DATA EXCERPTS ::
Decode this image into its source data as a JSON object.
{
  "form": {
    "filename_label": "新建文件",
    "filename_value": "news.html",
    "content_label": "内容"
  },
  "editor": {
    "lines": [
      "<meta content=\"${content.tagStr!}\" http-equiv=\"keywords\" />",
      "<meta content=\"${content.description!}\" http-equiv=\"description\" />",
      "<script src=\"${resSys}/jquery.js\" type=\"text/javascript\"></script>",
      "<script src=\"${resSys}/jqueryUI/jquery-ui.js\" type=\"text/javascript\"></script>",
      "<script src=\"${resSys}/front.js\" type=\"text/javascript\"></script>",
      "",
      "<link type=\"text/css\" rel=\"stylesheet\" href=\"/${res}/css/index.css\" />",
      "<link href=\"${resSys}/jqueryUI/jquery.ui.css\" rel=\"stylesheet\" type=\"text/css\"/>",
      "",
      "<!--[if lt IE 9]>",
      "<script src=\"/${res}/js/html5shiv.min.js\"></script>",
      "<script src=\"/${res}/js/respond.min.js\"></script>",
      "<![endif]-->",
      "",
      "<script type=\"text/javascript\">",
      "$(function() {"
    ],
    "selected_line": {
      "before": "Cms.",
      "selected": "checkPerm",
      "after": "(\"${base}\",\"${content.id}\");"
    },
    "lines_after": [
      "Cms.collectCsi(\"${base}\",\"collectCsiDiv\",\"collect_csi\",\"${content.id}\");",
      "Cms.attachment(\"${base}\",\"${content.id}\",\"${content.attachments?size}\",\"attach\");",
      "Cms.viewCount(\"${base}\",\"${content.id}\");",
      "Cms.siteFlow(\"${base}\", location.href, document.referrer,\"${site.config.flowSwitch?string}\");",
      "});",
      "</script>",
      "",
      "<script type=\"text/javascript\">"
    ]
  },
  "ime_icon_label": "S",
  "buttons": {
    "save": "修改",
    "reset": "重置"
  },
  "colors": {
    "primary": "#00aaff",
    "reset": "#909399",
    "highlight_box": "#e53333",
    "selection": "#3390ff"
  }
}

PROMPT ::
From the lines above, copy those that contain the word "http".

RESPONSE ::
      "<meta content=\"${content.tagStr!}\" http-equiv=\"keywords\" />",
      "<meta content=\"${content.description!}\" http-equiv=\"description\" />",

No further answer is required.